So the energetic Barrington mother of five visited Dr. Richard McDonough, her primary care physician of 27 years. After a series of tests, McDonough diagnosed her with late-onset Pompe disease.
Pompe disease is a rare, inherited disorder that disables the heart and skeletal muscles. When it is diagnosed later in life, the primary symptom is muscle weakness.
“It was very unlike her to be weak and unable to do things,” McDonough said of Palmer.
McDonough said late-onset Pompe disease is rare, affecting about one in 57,000 people. To put its rarity in perspective, based on the population of the Barrington area, Palmer could be the only one in the 60010 zip code with the disease.
“This is probably the only time in my career I’ll see this illness,” McDonough said.
For the first two years after she was diagnosed, Palmer would travel from Barrington to Children’s Hospital (now Ann & Robert H. Lurie Children’s Hospital) in Chicago for infusions to treat the disease, as they were one of the few facilities certified to provide the treatment.

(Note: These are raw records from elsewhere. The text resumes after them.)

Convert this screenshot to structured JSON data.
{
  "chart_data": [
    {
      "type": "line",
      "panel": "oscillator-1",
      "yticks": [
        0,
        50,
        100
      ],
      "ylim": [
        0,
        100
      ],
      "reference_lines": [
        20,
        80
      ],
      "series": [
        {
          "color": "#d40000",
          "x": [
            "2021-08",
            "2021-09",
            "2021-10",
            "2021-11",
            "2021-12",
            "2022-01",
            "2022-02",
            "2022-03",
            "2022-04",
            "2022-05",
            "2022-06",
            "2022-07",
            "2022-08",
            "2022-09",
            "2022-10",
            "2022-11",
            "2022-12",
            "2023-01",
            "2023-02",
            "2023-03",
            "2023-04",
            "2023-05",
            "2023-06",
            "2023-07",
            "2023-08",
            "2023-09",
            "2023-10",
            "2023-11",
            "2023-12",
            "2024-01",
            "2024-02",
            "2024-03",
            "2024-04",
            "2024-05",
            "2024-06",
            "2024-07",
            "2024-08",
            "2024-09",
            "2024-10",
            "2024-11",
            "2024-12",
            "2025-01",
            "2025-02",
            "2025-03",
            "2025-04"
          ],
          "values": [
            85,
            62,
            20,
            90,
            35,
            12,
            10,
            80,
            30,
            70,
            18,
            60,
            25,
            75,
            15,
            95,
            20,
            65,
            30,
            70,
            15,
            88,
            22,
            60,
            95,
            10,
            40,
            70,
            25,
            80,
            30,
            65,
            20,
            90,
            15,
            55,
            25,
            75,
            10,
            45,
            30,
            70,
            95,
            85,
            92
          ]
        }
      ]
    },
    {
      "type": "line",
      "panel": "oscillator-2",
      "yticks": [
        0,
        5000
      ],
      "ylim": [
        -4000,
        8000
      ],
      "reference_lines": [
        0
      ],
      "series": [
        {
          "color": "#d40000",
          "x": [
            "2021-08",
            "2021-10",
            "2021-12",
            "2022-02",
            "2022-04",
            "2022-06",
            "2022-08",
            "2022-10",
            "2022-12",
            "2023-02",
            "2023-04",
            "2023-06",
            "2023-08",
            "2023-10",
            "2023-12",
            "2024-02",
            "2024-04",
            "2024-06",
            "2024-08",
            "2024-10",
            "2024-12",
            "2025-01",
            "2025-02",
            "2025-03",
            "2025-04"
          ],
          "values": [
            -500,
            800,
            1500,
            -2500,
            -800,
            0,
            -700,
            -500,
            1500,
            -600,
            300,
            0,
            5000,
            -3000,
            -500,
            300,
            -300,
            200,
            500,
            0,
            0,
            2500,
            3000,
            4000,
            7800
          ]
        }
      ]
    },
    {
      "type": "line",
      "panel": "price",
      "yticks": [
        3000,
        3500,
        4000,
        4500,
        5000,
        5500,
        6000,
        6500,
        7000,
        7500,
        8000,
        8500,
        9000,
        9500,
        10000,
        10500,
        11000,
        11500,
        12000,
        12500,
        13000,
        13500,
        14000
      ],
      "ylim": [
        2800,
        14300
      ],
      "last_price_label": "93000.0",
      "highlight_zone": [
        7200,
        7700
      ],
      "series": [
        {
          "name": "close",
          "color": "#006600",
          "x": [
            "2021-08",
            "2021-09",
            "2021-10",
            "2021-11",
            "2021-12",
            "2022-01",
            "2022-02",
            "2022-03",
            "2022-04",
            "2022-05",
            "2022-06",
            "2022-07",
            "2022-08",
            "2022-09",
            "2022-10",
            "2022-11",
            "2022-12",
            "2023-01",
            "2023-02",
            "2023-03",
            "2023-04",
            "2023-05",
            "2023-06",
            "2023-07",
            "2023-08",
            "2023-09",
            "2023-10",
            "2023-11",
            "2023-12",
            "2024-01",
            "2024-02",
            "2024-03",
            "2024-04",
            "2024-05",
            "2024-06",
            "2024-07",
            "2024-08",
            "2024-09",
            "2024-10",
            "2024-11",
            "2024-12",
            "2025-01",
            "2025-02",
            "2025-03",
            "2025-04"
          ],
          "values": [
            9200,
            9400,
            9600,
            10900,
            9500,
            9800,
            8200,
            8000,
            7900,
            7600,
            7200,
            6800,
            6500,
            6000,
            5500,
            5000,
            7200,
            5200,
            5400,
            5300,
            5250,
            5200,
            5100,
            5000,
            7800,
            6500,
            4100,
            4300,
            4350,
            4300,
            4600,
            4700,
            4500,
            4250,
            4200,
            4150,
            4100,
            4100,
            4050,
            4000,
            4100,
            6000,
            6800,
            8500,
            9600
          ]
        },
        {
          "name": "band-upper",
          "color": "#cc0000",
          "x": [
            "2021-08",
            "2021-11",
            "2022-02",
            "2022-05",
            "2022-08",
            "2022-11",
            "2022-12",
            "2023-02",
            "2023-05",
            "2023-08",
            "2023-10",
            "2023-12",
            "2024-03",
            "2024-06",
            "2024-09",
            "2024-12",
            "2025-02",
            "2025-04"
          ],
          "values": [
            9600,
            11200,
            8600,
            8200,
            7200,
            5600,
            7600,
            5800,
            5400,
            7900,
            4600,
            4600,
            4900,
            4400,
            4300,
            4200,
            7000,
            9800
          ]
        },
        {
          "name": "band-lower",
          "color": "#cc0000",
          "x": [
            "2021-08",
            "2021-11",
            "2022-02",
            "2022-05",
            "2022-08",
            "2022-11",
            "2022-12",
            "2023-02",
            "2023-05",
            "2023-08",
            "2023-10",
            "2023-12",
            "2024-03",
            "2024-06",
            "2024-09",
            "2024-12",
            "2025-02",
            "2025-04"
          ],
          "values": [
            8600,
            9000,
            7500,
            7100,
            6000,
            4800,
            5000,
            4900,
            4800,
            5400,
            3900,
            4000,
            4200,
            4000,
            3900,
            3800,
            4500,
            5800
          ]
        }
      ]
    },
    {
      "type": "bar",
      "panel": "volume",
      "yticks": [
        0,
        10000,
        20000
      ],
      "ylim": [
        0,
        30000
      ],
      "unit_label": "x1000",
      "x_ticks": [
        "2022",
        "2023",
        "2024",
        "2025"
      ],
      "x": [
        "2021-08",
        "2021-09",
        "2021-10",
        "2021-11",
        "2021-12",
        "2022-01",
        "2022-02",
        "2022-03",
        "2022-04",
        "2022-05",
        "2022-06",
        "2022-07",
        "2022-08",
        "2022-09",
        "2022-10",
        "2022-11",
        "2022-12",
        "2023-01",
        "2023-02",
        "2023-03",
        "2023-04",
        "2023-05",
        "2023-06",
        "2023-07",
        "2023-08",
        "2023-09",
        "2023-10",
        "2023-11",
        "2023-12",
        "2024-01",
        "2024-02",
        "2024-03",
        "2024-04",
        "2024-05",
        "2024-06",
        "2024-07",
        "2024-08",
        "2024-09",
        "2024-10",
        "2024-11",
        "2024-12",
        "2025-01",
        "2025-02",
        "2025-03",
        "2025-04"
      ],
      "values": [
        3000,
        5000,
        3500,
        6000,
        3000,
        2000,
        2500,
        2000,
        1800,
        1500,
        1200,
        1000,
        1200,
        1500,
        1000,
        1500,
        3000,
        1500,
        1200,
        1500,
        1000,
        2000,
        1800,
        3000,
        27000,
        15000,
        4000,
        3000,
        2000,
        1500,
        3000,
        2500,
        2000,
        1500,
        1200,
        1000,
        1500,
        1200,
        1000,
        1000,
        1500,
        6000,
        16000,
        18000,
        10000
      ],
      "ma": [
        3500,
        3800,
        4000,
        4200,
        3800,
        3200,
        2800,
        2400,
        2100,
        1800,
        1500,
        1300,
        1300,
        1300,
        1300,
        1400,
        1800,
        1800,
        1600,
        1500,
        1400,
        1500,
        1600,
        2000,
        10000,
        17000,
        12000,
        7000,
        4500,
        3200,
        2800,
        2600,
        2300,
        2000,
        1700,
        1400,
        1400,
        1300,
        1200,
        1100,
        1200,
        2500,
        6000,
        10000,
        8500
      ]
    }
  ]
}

Palmer said following her diagnosis, her life changed immediately because of her symptoms. However, her infusions have made her stronger and less fatigued and she no longer gets out of breath simply walking up the stairs.

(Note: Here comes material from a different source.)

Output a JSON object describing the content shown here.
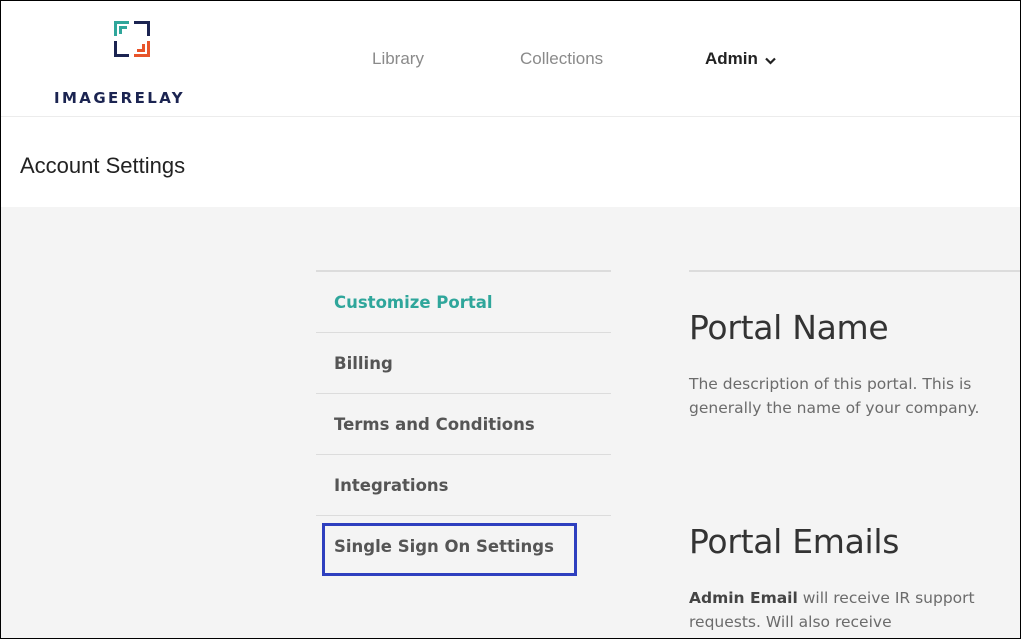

Once McDonough got the proper certifications, Palmer was able to move her treatments to Advocate Good Shepherd Hospital.
Palmer is dedicated to her treatments and receives them faithfully every two weeks. Her husband, Shawn Palmer, said the move to Advocate Good Shepherd has saved the family a lot of time and it has been a great relief for his wife to get her treatments closer to home. Each treatment keeps Palmer at the hospital for about six hours.
Although it’s a long day, Palmer said her oldest daughter, Taylor, 17, often visits with her in the hospital once she finishes her day at Barrington High School. The couple are also parents to Max, 14, Charles, 7, Sarah, 5, and Katie, 3.
McDonough said as long as Palmer continues to get her infusions as scheduled, her life expectancy is normal. Her team of doctors monitors for reactions to the infusions, and respiratory and heart issues.
Not one to let her disease hold her back, Palmer still attends as many of her children’s events and activities as possible.
“My kids and my husband are my motivation in life,” Palmer said. “If I didn’t have them, I wouldn’t be able to function.”
Palmer has quite the team at Advocate Good Shepherd Hospital. In addition to McDonough, she is also treated by Anthony Savino, an orthopedic physician with Midwest Bone & Joint Institute, Azmey Matarieh, a cardiologist with Advocate, Edwin Fajardo, a physical therapist with Advocate, and nurse Donna Pacholski, who has known Palmer for 17 years.
“A lot of people with these diseases don’t want to admit they can’t do everything and Melissa tries to do everything,” Pacholski said.
Described by her team of physicians as strong-willed, determined and independent, it is no surprise Palmer has set some serious goals for herself.
“My goal is to be walking at my daughter Katie’s wedding,” Palmer said.
Palmer said McDonough “saved her life” by catching the disease and beginning treatment right away. Her medical team is in agreement that if Palmer continues with her treatments and maintains a regular exercise routine as determined by her doctors, she should be walking at her 3-year-old daughter’s future wedding.